Cusick passed away recently after a short illness but leaves behind a design legacy that will last for millions of years. His youngest daughter Claire Heawood recalled growing up with the man himself as she also thanked Doctor Who fans for their ‘touching’ messages.
We actually had a huge life size picture of them [the Daleks] at the top of the stairs so we used to run up and down past it, trying not to look up, scared it would get you…I remember when we were taken to Leicester Square to watch the movie and within five minutes we ran out screaming.
Cusick was given just £250 in order to create something special for the BBC and for Doctor Who, which he did with great aplomb. His design created a term called ‘Dalekmania’ But despite coming up with the design for the nastiest creatures in the entire universe, Cusick was not only surprised by their popularity, he was also the furthest you could get from the creatures he designed:
It always surprised dad if he got a letter from Canada or anywhere else around the world and he would always write back if they asked for an autograph…he was a great father, a great man. He was quite strict but he indulged us. We were always well taken care of.
Until a book called Doctor Who: The Early Years was written by Jeremy Bentham, naming Cusick as the Dalek designer, many tried to take the credit for Cusick’s work, something which Doctor Who Appreciation Society member Paul Winter recalled would irk Ray:
The thing that I happen to know that annoyed Ray for a lot of years is that people tried to claim credit for a lot of his work.
Hopefully, he saw that many all over the world recognised the Daleks as his creation before he passed away. Such was the impression that Cusick made, a former colleague of his, Jose Furtado, felt that the designer was something of a mentor to him, so much so that Furtado named his company name on Cusick’s words of inspiration:
I called it Visual Generosity because what I learnt from Ray when doing sets is to make it ‘visually generous’.
Finally, in an interesting coda, Cusick also had a keen interest in military history, and did much research for an exhibition in 2000 for the Horsham Museum about the Horsham Rifles. But Jeremy Knight, the curator at Horsham Museum, offered a slightly different opinion of Cusick’s on the Daleks:

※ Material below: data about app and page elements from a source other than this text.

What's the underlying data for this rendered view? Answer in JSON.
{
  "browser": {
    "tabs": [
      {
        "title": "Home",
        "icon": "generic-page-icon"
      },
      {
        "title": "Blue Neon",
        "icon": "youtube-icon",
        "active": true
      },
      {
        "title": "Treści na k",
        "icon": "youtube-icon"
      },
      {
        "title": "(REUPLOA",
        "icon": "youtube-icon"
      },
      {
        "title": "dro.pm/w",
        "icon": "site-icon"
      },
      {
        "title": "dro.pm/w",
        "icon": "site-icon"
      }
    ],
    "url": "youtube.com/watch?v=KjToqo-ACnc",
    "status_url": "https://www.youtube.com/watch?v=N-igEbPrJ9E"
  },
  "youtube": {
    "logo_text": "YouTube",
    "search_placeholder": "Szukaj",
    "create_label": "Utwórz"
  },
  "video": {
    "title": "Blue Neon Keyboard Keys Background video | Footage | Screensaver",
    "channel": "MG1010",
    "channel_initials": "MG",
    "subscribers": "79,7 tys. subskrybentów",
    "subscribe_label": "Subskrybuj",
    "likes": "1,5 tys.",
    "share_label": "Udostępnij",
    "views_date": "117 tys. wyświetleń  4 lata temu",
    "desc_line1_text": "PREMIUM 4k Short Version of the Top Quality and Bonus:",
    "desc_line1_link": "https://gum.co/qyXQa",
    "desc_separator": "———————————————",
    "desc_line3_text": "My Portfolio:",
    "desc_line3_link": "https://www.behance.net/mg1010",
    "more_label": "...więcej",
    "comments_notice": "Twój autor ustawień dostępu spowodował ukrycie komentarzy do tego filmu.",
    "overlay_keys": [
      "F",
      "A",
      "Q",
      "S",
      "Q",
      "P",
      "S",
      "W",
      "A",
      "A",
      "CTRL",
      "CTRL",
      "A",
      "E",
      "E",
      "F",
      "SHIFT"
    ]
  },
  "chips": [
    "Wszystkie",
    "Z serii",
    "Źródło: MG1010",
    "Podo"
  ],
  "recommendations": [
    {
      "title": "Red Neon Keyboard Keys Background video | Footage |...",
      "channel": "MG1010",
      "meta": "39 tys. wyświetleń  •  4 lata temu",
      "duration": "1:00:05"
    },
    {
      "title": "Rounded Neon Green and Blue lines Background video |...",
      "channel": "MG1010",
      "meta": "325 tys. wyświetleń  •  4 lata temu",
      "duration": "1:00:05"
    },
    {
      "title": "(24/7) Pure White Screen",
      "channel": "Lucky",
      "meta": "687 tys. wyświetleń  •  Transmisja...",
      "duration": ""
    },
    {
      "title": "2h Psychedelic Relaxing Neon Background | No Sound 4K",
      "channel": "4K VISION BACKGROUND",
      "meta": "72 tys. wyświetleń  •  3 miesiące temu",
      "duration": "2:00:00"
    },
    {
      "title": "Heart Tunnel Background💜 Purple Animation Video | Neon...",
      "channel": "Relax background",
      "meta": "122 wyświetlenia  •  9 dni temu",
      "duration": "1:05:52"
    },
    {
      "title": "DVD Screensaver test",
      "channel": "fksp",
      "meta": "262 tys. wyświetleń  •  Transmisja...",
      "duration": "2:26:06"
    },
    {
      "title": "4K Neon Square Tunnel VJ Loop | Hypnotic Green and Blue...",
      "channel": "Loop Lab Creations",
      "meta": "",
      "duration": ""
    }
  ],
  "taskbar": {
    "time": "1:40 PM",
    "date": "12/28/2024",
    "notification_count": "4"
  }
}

He hated the Daleks, he just saw that as his day job, his real passion was in military history.
Either way, Cusick’s memory and work will live on forever, terrifying generation after generation of Doctor Who fan with a race of psychotically xenophobic mutants in their mini-tanks.
(Via West Sussex Gazette.)